WHAT YOU HAVE TO DO
Look through the entries that follow and return each line that has the string "блока".

EXERCISE INPUTS
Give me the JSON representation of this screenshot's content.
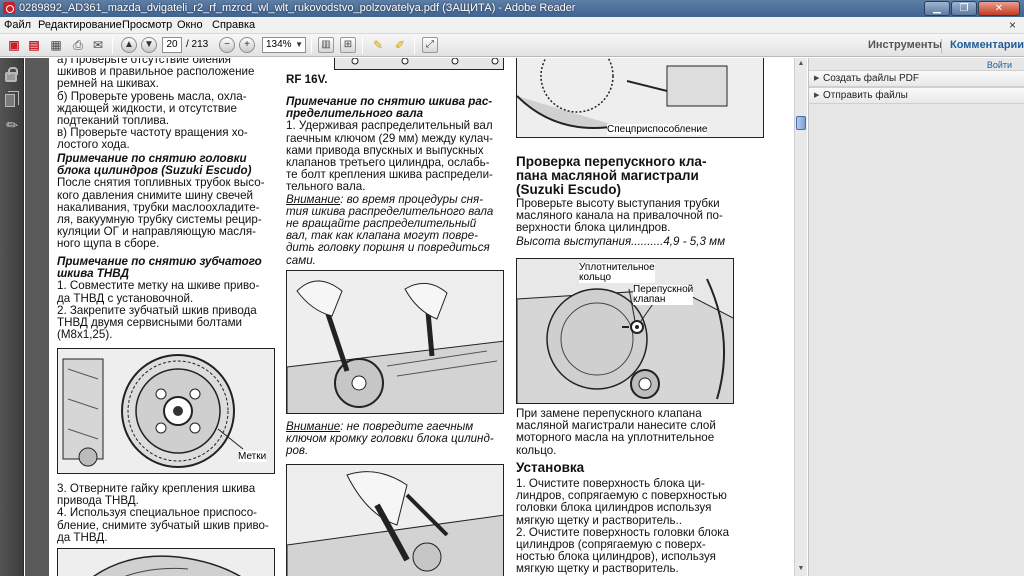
{
  "window": {
    "title": "0289892_AD361_mazda_dvigateli_r2_rf_mzrcd_wl_wlt_rukovodstvo_polzovatelya.pdf (ЗАЩИТА) - Adobe Reader",
    "minimize": "▁",
    "maximize": "❐",
    "close": "✕"
  },
  "menu": {
    "items": [
      "Файл",
      "Редактирование",
      "Просмотр",
      "Окно",
      "Справка"
    ],
    "close_x": "×"
  },
  "toolbar": {
    "page_current": "20",
    "page_total": "/ 213",
    "zoom": "134%",
    "tools_tab": "Инструменты",
    "comments_tab": "Комментарии"
  },
  "right_pane": {
    "go_label": "Войти",
    "items": [
      "Создать файлы PDF",
      "Отправить файлы"
    ]
  },
  "document": {
    "col1": {
      "p_top": [
        "а) Проверьте отсутствие биения",
        "шкивов и правильное расположение",
        "ремней на шкивах.",
        "б) Проверьте уровень масла, охла-",
        "ждающей жидкости, и отсутствие",
        "подтеканий топлива.",
        "в) Проверьте частоту вращения хо-",
        "лостого хода."
      ],
      "h1": [
        "Примечание по снятию головки",
        "блока цилиндров (Suzuki Escudo)"
      ],
      "p1": [
        "После снятия топливных трубок высо-",
        "кого давления снимите шину свечей",
        "накаливания, трубки маслоохладите-",
        "ля, вакуумную трубку системы рецир-",
        "куляции ОГ и направляющую масля-",
        "ного щупа в сборе."
      ],
      "h2": [
        "Примечание по снятию зубчатого",
        "шкива ТНВД"
      ],
      "p2": [
        "1. Совместите метку на шкиве приво-",
        "да ТНВД с установочной.",
        "2. Закрепите зубчатый шкив привода",
        "ТНВД двумя сервисными болтами",
        "(M8x1,25)."
      ],
      "fig_label": "Метки",
      "p3": [
        "3. Отверните гайку крепления шкива",
        "привода ТНВД.",
        "4. Используя специальное приспосо-",
        "бление, снимите зубчатый шкив приво-",
        "да ТНВД."
      ]
    },
    "col2": {
      "top_label": "RF 16V.",
      "h1": [
        "Примечание по снятию шкива рас-",
        "пределительного вала"
      ],
      "p1": [
        "1. Удерживая распределительный вал",
        "гаечным ключом (29 мм) между кулач-",
        "ками привода впускных и выпускных",
        "клапанов третьего цилиндра, ослабь-",
        "те болт крепления шкива распредели-",
        "тельного вала."
      ],
      "warn1_word": "Внимание",
      "warn1": [
        ": во время процедуры сня-",
        "тия шкива распределительного вала",
        "не вращайте распределительный",
        "вал, так как клапана могут повре-",
        "дить головку поршня и повредиться",
        "сами."
      ],
      "warn2_word": "Внимание",
      "warn2": [
        ": не повредите гаечным",
        "ключом кромку головки блока цилинд-",
        "ров."
      ]
    },
    "col3": {
      "fig_label_top": "Спецприспособление",
      "h1": [
        "Проверка перепускного кла-",
        "пана масляной магистрали",
        "(Suzuki Escudo)"
      ],
      "p1": [
        "Проверьте высоту выступания трубки",
        "масляного канала на привалочной по-",
        "верхности блока цилиндров."
      ],
      "spec_label": "Высота выступания..........",
      "spec_value": "4,9 - 5,3 мм",
      "fig_label_seal": [
        "Уплотнительное",
        "кольцо"
      ],
      "fig_label_valve": [
        "Перепускной",
        "клапан"
      ],
      "p2": [
        "При замене перепускного клапана",
        "масляной магистрали нанесите слой",
        "моторного масла на уплотнительное",
        "кольцо."
      ],
      "h2": "Установка",
      "p3": [
        "1. Очистите поверхность блока ци-",
        "линдров, сопрягаемую с поверхностью",
        "головки блока цилиндров используя",
        "мягкую щетку и растворитель..",
        "2. Очистите поверхность головки блока",
        "цилиндров (сопрягаемую с поверх-",
        "ностью блока цилиндров), используя",
        "мягкую щетку и растворитель."
      ]
    }
  }
}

WRITTEN REPLY
        "блока цилиндров (Suzuki Escudo)"
        "ключом кромку головки блока цилинд-",
        "верхности блока цилиндров."
        "1. Очистите поверхность блока ци-",
        "головки блока цилиндров используя",
        "2. Очистите поверхность головки блока",
        "ностью блока цилиндров), используя",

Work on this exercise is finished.